Students Participate in Election Night Analysis
by Howard W. Hewitt
November 2, 2004
Roundtable discussion in Wabash College’s Sparks Center rivaled what
students were watching on CNN, NBC, ABC and a variety of websites
Political science students and those just interested in politics
gathered Nov. 2 watching election returns and discussing the results.
The occasional cheer or jeer would rise from the discussions; chips and
cookies passed when another state fell into the win column for President
George Bush or Senator John Kerry.
Sparks looked like an election headquarters for the Wabash students with
a large screen television and two smaller televisions broadcasting
results. Several students had laptop computers with various websites
scattered across the room. Three laptop computers projected electoral
maps onto walls, adding to the multi-media vote tallying.
Most, but not all, of the students had voted in their first election.
But many agreed the 2004 race was more exciting than the Bush-Al Gore
contest four years ago.
"This has been a completely different experience and it’s been very
exciting," Freshman Brian Weil said. "There’s been a lot of passion on
both sides.
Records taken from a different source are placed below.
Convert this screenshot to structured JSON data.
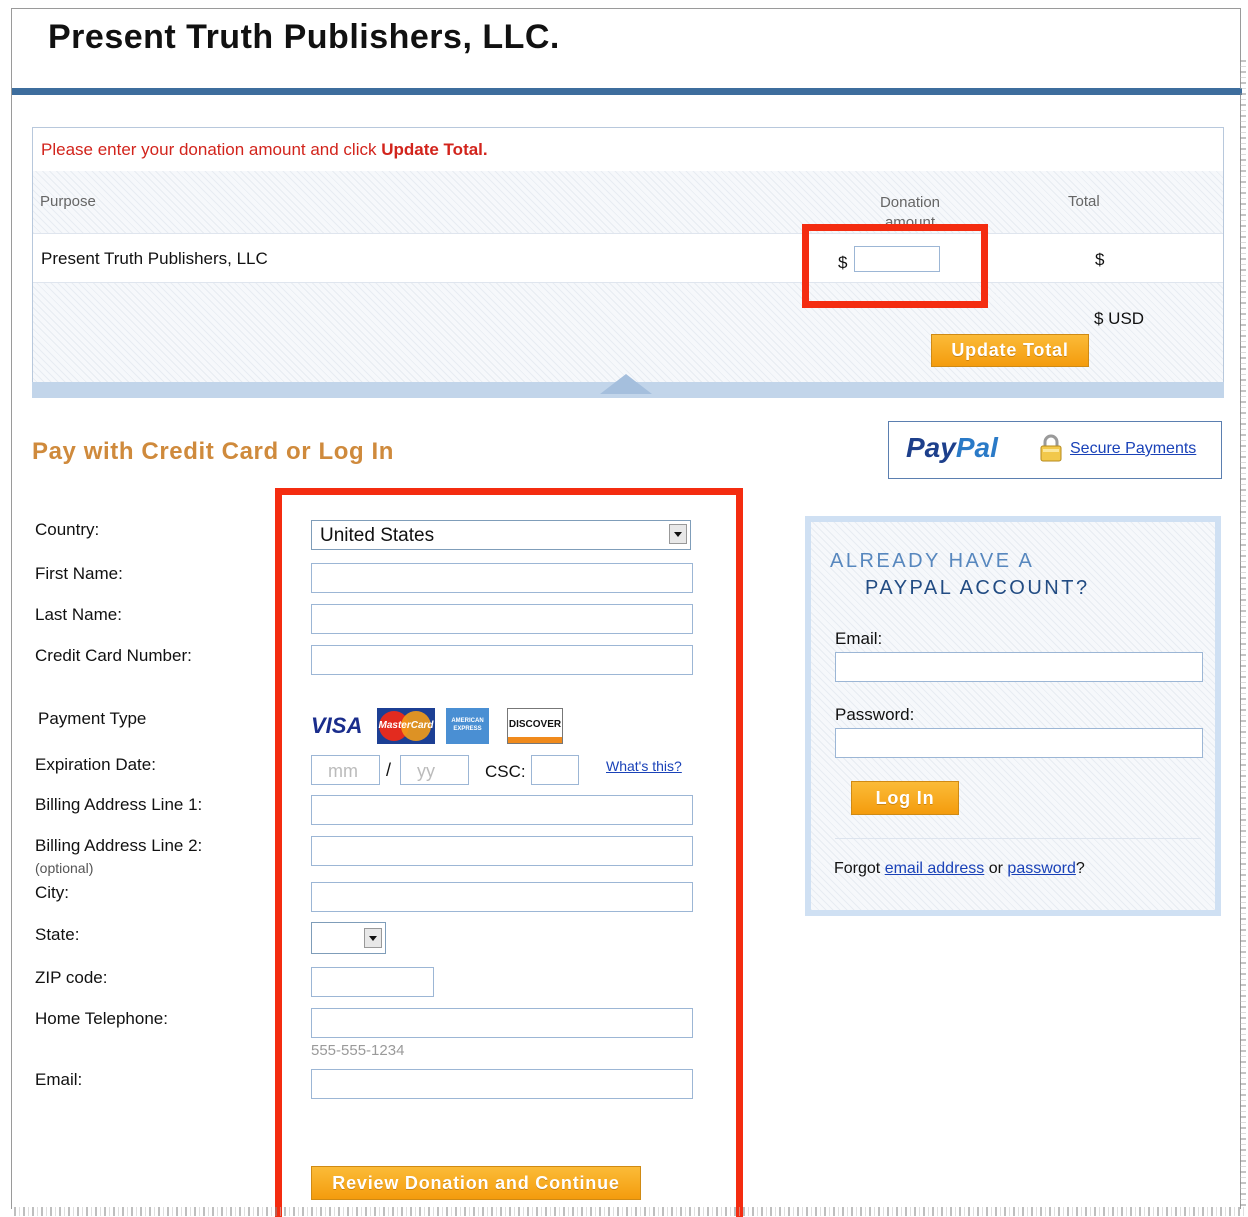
{
  "header": {
    "title": "Present Truth Publishers, LLC."
  },
  "cart": {
    "notice_text": "Please enter your donation amount and click ",
    "notice_bold": "Update Total.",
    "columns": {
      "purpose": "Purpose",
      "donation": "Donation amount",
      "total": "Total"
    },
    "row": {
      "purpose": "Present Truth Publishers, LLC",
      "currency_symbol": "$",
      "total_symbol": "$"
    },
    "total_line": "$ USD",
    "update_button": "Update Total"
  },
  "payment": {
    "title": "Pay with Credit Card or Log In",
    "paypal_logo_a": "Pay",
    "paypal_logo_b": "Pal",
    "secure_link": "Secure Payments",
    "fields": {
      "country": "Country:",
      "country_value": "United States",
      "first_name": "First Name:",
      "last_name": "Last Name:",
      "card_number": "Credit Card Number:",
      "payment_type": "Payment Type",
      "expiration": "Expiration Date:",
      "exp_month_placeholder": "mm",
      "exp_sep": "/",
      "exp_year_placeholder": "yy",
      "csc": "CSC:",
      "whats_this": "What's this?",
      "billing1": "Billing Address Line 1:",
      "billing2": "Billing Address Line 2:",
      "optional": "(optional)",
      "city": "City:",
      "state": "State:",
      "zip": "ZIP code:",
      "phone": "Home Telephone:",
      "phone_hint": "555-555-1234",
      "email": "Email:"
    },
    "cards": {
      "visa": "VISA",
      "mastercard": "MasterCard",
      "amex": "AMERICAN EXPRESS",
      "discover": "DISCOVER"
    },
    "review_button": "Review Donation and Continue"
  },
  "login": {
    "heading_line1": "ALREADY HAVE A",
    "heading_line2": "PAYPAL ACCOUNT?",
    "email_label": "Email:",
    "password_label": "Password:",
    "login_button": "Log In",
    "forgot_prefix": "Forgot ",
    "forgot_email": "email address",
    "forgot_or": " or ",
    "forgot_password": "password",
    "forgot_suffix": "?"
  },
  "colors": {
    "accent_red": "#f42c10",
    "header_rule": "#3d6d9d",
    "button_orange": "#f49c0d",
    "section_title": "#cf8a3c",
    "link_blue": "#1a42b8"
  }
}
It’s been very interesting."
The Elmhurst, Illinois, native said studying political science during an
election year has been a great experience.
"Professor (Jack) McGuire has us read The New York Times so
we usually have our little arguments in the morning about presidential
politics," Weil said.
McGuire, a visiting Professor of Political Science, said teaching
political science during a presidential election year is a special
"You can really look in-depth at national elections," McGuire explained.
"People are usually really interested in presidential elections. You can
use that interest and identification with one person as a tool to say
this is how elections are run. This is why the Electoral College is so
"We can kind of step back and ask how do they run these elections. You
can say parties are really important, but not just nationally, but what
happens in different states. I think it’s great how things are going now
(early election evening), some of the states are so close."
McGuire had students in his classes write a paper on four battle ground
states. The students were closely following the battleground states as
the evening progressed.
"They’re probably going to take the lesson home that it’s not a national
election, it’s 50 state elections," McGuire said. "That’s the best thing
they get out of this."
For Memphis, Tennessee, senior Alpha Newberry it was his second election
as a spectator but also his first as a participant. He drove home a week
ago to cast an early absentee ballot.
"Interestingly enough, I took a government course in high school with
much of the same content at the same time my senior year when the (2000)
election was going on," Newberry said. "I really like taking this course
at the same time the election is going on. It makes class lively."
Students were settling in for a long night near 11 p.m. as the election
seemed to boil down to the battleground states of Florida, Ohio and
Pennsylvania as many had predicted. Some said they would stick with the
telecasts until the end or return to their living units to watch until a
winner was declared.